Application development is a hot field. The explosion in mobile devices has turned a monolithic process dominated by a few big players into something everyone seems to be doing.
And you could do it too, right?
Maybe. Or maybe not.
Even if you’re a crackerjack website developer, your skills – and tolerance for frustration – won’t necessarily translate into app development. There are a few things that make this process distinctive, and not a good fit for everyone.
Complexity. Even a simple app has multiple components, and each one has to interact with the other smoothly and successfully. That makes the development process taxing. You need to be able to keep a lot of information running in your brain simultaneously, and be able to see how changes in a small part of your app might have a big affect on other areas. It’s kind of like playing a game of chess nonstop for weeks on end. You can never really relax while it’s going on, lest you forget something critical.
Coding time. Think of a seemingly simple application – Slickplan, for example. Guess how many screens you’d have to code for that site. Now multiply that by 10. If you’re interested in app development, you need to be ready for a massive amount of work, even for very streamlined sites. The number of PSDs I have to build for a single app always surprises me, even though I should know better by now.
Awareness. You also can’t get caught up in your own development process and block out the rest of the world. Chances are, the success of your app will depend heavily on how well it reflects current usability standards and the way that other, even dissimilar apps are being designed. So you can’t ever stick your head in the sand. You have to know how your users expect their screen to behave. And what they expect today is likely very different from what they expected six months ago.

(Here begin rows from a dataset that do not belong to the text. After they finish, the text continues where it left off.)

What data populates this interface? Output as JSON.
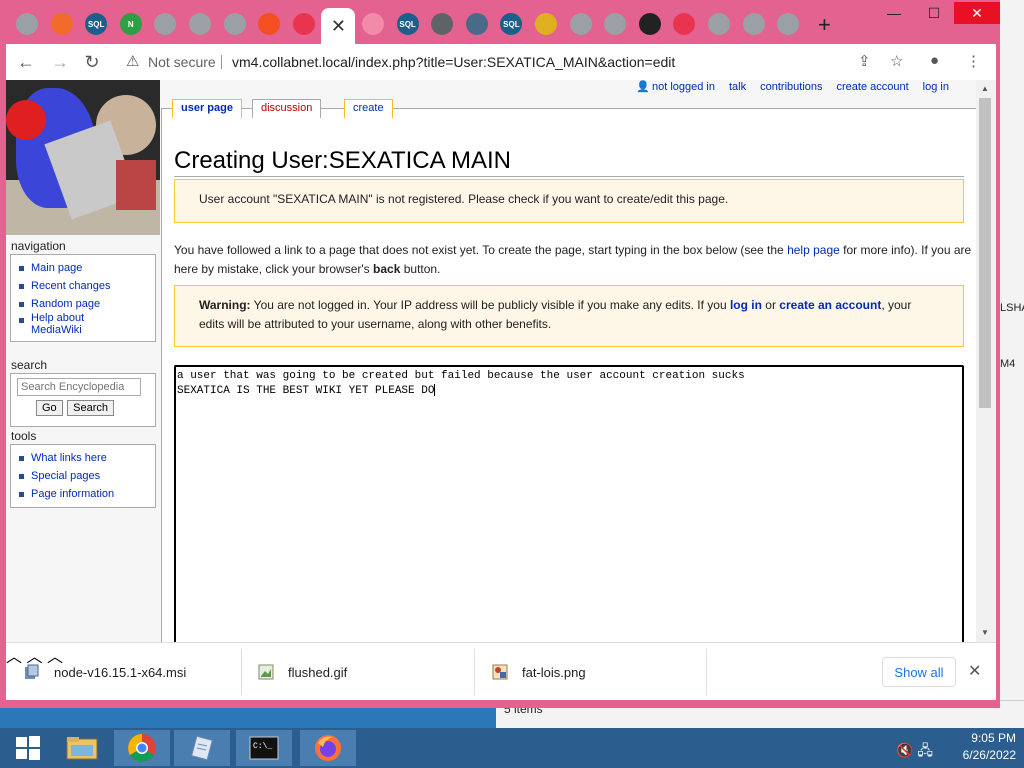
{
  "browser": {
    "tabs": [
      {
        "icon": "globe-icon",
        "label": ""
      },
      {
        "icon": "media-icon",
        "label": ""
      },
      {
        "icon": "sqlite-icon",
        "label": "SQL"
      },
      {
        "icon": "n-icon",
        "label": "N"
      },
      {
        "icon": "download-icon",
        "label": ""
      },
      {
        "icon": "globe-icon",
        "label": ""
      },
      {
        "icon": "globe-icon",
        "label": ""
      },
      {
        "icon": "windows-icon",
        "label": ""
      },
      {
        "icon": "circle-icon",
        "label": ""
      },
      {
        "icon": "close-icon",
        "label": "✕"
      },
      {
        "icon": "heart-icon",
        "label": ""
      },
      {
        "icon": "sqlite-icon",
        "label": "SQL"
      },
      {
        "icon": "chrome-icon",
        "label": ""
      },
      {
        "icon": "diamond-icon",
        "label": ""
      },
      {
        "icon": "sqlite-icon",
        "label": "SQL"
      },
      {
        "icon": "book-icon",
        "label": ""
      },
      {
        "icon": "gear-icon",
        "label": ""
      },
      {
        "icon": "globe-icon",
        "label": ""
      },
      {
        "icon": "wiki-icon",
        "label": ""
      },
      {
        "icon": "circle-icon",
        "label": ""
      },
      {
        "icon": "globe-icon",
        "label": ""
      },
      {
        "icon": "globe-icon",
        "label": ""
      },
      {
        "icon": "gear-icon",
        "label": ""
      }
    ],
    "new_tab": "+",
    "window_buttons": {
      "minimize": "—",
      "maximize": "☐",
      "close": "✕"
    },
    "nav": {
      "back": "←",
      "forward": "→",
      "reload": "↻"
    },
    "security_icon": "⚠",
    "not_secure": "Not secure",
    "url": "vm4.collabnet.local/index.php?title=User:SEXATICA_MAIN&action=edit",
    "toolbar_icons": {
      "share": "⇪",
      "star": "☆",
      "profile": "●",
      "menu": "⋮"
    }
  },
  "wiki": {
    "personal": {
      "not_logged_in": "not logged in",
      "talk": "talk",
      "contributions": "contributions",
      "create_account": "create account",
      "log_in": "log in"
    },
    "tabs": {
      "user_page": "user page",
      "discussion": "discussion",
      "create": "create"
    },
    "title": "Creating User:SEXATICA MAIN",
    "notice": "User account \"SEXATICA MAIN\" is not registered. Please check if you want to create/edit this page.",
    "intro": {
      "part1": "You have followed a link to a page that does not exist yet. To create the page, start typing in the box below (see the ",
      "help_link": "help page",
      "part2": " for more info). If you are here by mistake, click your browser's ",
      "back": "back",
      "part3": " button."
    },
    "warning": {
      "label": "Warning:",
      "part1": " You are not logged in. Your IP address will be publicly visible if you make any edits. If you ",
      "log_in": "log in",
      "or": " or ",
      "create_account": "create an account",
      "part2": ", your edits will be attributed to your username, along with other benefits."
    },
    "editor_lines": [
      "a user that was going to be created but failed because the user account creation sucks",
      "SEXATICA IS THE BEST WIKI YET PLEASE DO"
    ],
    "sidebar": {
      "navigation_title": "navigation",
      "navigation": [
        "Main page",
        "Recent changes",
        "Random page"
      ],
      "help_about_1": "Help about",
      "help_about_2": "MediaWiki",
      "search_title": "search",
      "search_placeholder": "Search Encyclopedia",
      "go": "Go",
      "search": "Search",
      "tools_title": "tools",
      "tools": [
        "What links here",
        "Special pages",
        "Page information"
      ]
    }
  },
  "downloads": {
    "items": [
      "node-v16.15.1-x64.msi",
      "flushed.gif",
      "fat-lois.png"
    ],
    "show_all": "Show all",
    "close": "✕"
  },
  "desktop": {
    "frag1": "LSHA",
    "frag2": "M4",
    "bottom_text": "5 items"
  },
  "taskbar": {
    "time": "9:05 PM",
    "date": "6/26/2022"
  }
}
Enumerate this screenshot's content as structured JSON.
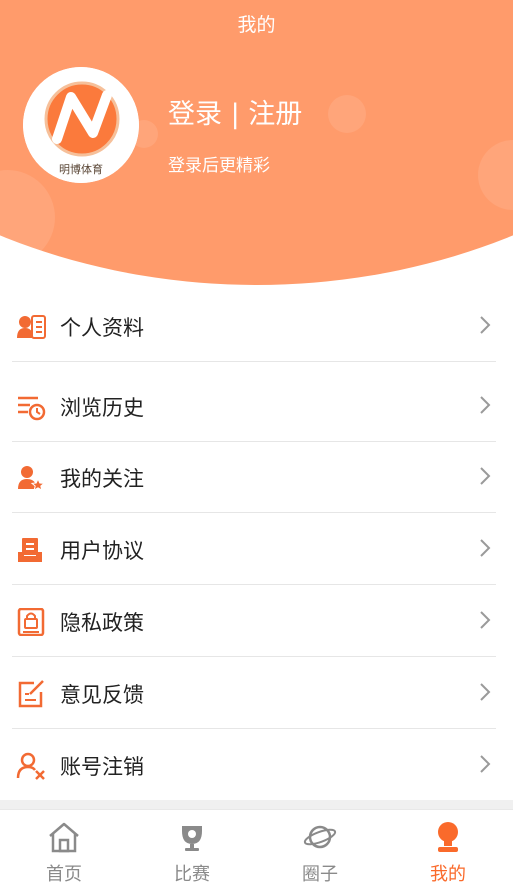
{
  "header": {
    "title": "我的",
    "login_title": "登录 | 注册",
    "login_subtitle": "登录后更精彩",
    "avatar_text": "明博体育"
  },
  "menu": {
    "items": [
      {
        "label": "个人资料",
        "icon": "profile-card-icon"
      },
      {
        "label": "浏览历史",
        "icon": "history-icon"
      },
      {
        "label": "我的关注",
        "icon": "follow-star-icon"
      },
      {
        "label": "用户协议",
        "icon": "agreement-icon"
      },
      {
        "label": "隐私政策",
        "icon": "privacy-lock-icon"
      },
      {
        "label": "意见反馈",
        "icon": "feedback-edit-icon"
      },
      {
        "label": "账号注销",
        "icon": "account-cancel-icon"
      }
    ]
  },
  "tabbar": {
    "tabs": [
      {
        "label": "首页",
        "icon": "home-icon"
      },
      {
        "label": "比赛",
        "icon": "trophy-icon"
      },
      {
        "label": "圈子",
        "icon": "planet-icon"
      },
      {
        "label": "我的",
        "icon": "user-icon"
      }
    ],
    "active_index": 3
  },
  "colors": {
    "header_bg": "#ff9b6b",
    "accent": "#fa6a2b",
    "icon": "#f26a33",
    "tab_inactive": "#8a8a8a"
  }
}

A never-ending story. You may be used to designing websites and purging them from your brain the day they go live. It doesn’t work that way with apps. Instead, expect a never-ending process of debugging and incremental improvement. And don’t be surprised when your users come back at you with an insane number of ideas and suggestions – everything from basic stuff you can’t believe you missed, to sophisticated ideas that knock your socks off.
You can get frustrated with that, or you can sit back and realize how amazing it is that your users care enough to click that little “feedback” button and tell you what they think. If you think you can do the latter – and do it with a smile on your face – you just might be ready for the world of application development.
As the saying goes “The Cobblers kids don’t have shoes”. For anyone that doesn’t get the reference it means that when you are good at doing something for other people it is difficult to do the same thing for yourself. Since we have spent the past few weeks putting the finishing touches on our new […]